Japan is considering allowing foreign workers in more than 10 sectors under a new residence status to be introduced from April next year, the top government spokesman said Wednesday, as the country looks to tackle a serious labor shortage.
“Based on interviews with various industries, we have found that more than 10 industries will face serious trouble without foreign laborers,” Chief Cabinet Secretary Yoshihide Suga said in a speech in Tokyo.
In a press conference later, Suga cited the food service and fishery industries as among potential sectors that could receive more foreign workers, based on a report from the Justice Ministry which oversees the issue.
The government is planning to introduce a new residence status in April that will allow more foreigners to work with businesses facing major labor shortfalls, opening the door to blue-collar workers from abroad in addition to the currently accepted highly skilled foreigners.
The ministry is seeking to set up an affiliated agency that will be solely in charge of dealing with low-skilled foreign nationals.
Under the new system, the government is considering opening up the nursing care, agriculture, construction, lodging and shipbuilding sectors to foreign labor.
Suga also reiterated the government’s willingness to submit a bill to revise the nation’s immigration law to an extraordinary Diet session expected to be convened in late October.

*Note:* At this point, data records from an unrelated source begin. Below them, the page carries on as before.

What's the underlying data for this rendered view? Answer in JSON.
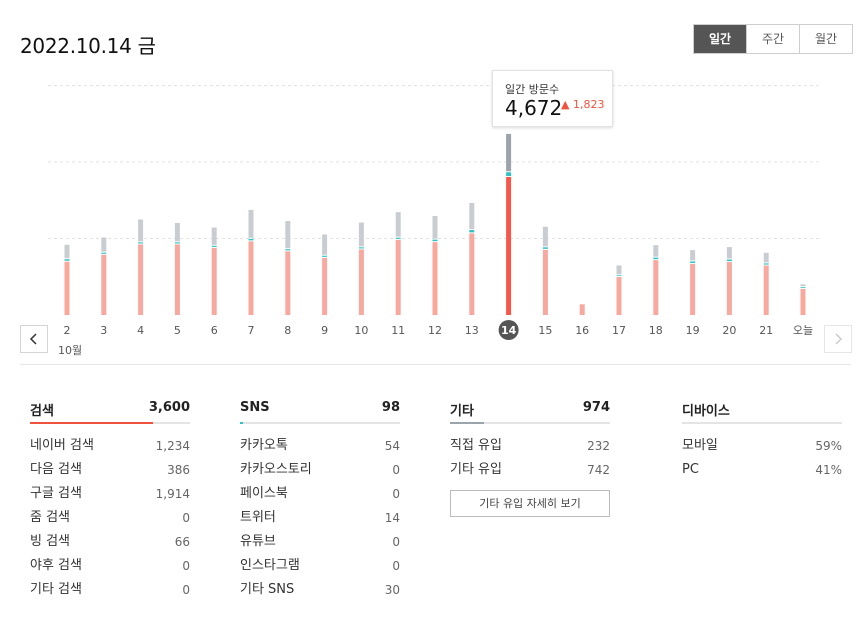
{
  "header": {
    "date_title": "2022.10.14 금",
    "tabs": [
      {
        "label": "일간",
        "active": true
      },
      {
        "label": "주간",
        "active": false
      },
      {
        "label": "월간",
        "active": false
      }
    ]
  },
  "tooltip": {
    "title": "일간 방문수",
    "value": "4,672",
    "delta": "▲ 1,823"
  },
  "month_label": "10월",
  "chart_data": {
    "type": "bar",
    "stacked": true,
    "categories": [
      "2",
      "3",
      "4",
      "5",
      "6",
      "7",
      "8",
      "9",
      "10",
      "11",
      "12",
      "13",
      "14",
      "15",
      "16",
      "17",
      "18",
      "19",
      "20",
      "21",
      "오늘"
    ],
    "selected_index": 12,
    "series": [
      {
        "values": [
          1390,
          1570,
          1840,
          1840,
          1750,
          1920,
          1660,
          1490,
          1710,
          1960,
          1900,
          2130,
          3600,
          1700,
          280,
          990,
          1430,
          1330,
          1380,
          1290,
          680
        ]
      },
      {
        "values": [
          40,
          30,
          30,
          30,
          30,
          40,
          30,
          30,
          30,
          30,
          40,
          60,
          98,
          40,
          0,
          20,
          40,
          40,
          40,
          30,
          20
        ]
      },
      {
        "values": [
          350,
          370,
          570,
          480,
          450,
          730,
          710,
          530,
          620,
          640,
          590,
          680,
          974,
          510,
          0,
          230,
          300,
          270,
          300,
          250,
          50
        ]
      }
    ],
    "colors": {
      "search": "#f7a89f",
      "search_selected": "#f5574a",
      "sns": "#2ec4c4",
      "other": "#c9cdd1",
      "other_selected": "#9ba3ab"
    },
    "ylim": [
      0,
      6000
    ],
    "grid": true
  },
  "stats": {
    "search": {
      "title": "검색",
      "total": "3,600",
      "share": 0.77,
      "color": "#f0523d",
      "rows": [
        {
          "label": "네이버 검색",
          "value": "1,234"
        },
        {
          "label": "다음 검색",
          "value": "386"
        },
        {
          "label": "구글 검색",
          "value": "1,914"
        },
        {
          "label": "줌 검색",
          "value": "0"
        },
        {
          "label": "빙 검색",
          "value": "66"
        },
        {
          "label": "야후 검색",
          "value": "0"
        },
        {
          "label": "기타 검색",
          "value": "0"
        }
      ]
    },
    "sns": {
      "title": "SNS",
      "total": "98",
      "share": 0.02,
      "color": "#2ec4c4",
      "rows": [
        {
          "label": "카카오톡",
          "value": "54"
        },
        {
          "label": "카카오스토리",
          "value": "0"
        },
        {
          "label": "페이스북",
          "value": "0"
        },
        {
          "label": "트위터",
          "value": "14"
        },
        {
          "label": "유튜브",
          "value": "0"
        },
        {
          "label": "인스타그램",
          "value": "0"
        },
        {
          "label": "기타 SNS",
          "value": "30"
        }
      ]
    },
    "other": {
      "title": "기타",
      "total": "974",
      "share": 0.21,
      "color": "#9ba3ab",
      "rows": [
        {
          "label": "직접 유입",
          "value": "232"
        },
        {
          "label": "기타 유입",
          "value": "742"
        }
      ],
      "detail_button": "기타 유입 자세히 보기"
    },
    "device": {
      "title": "디바이스",
      "rows": [
        {
          "label": "모바일",
          "value": "59%"
        },
        {
          "label": "PC",
          "value": "41%"
        }
      ]
    }
  }
}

Under the current plan, a new visa status valid for up to five years will be created, but workers will be not be permitted to bring family members because the government has insisted they are not immigrants.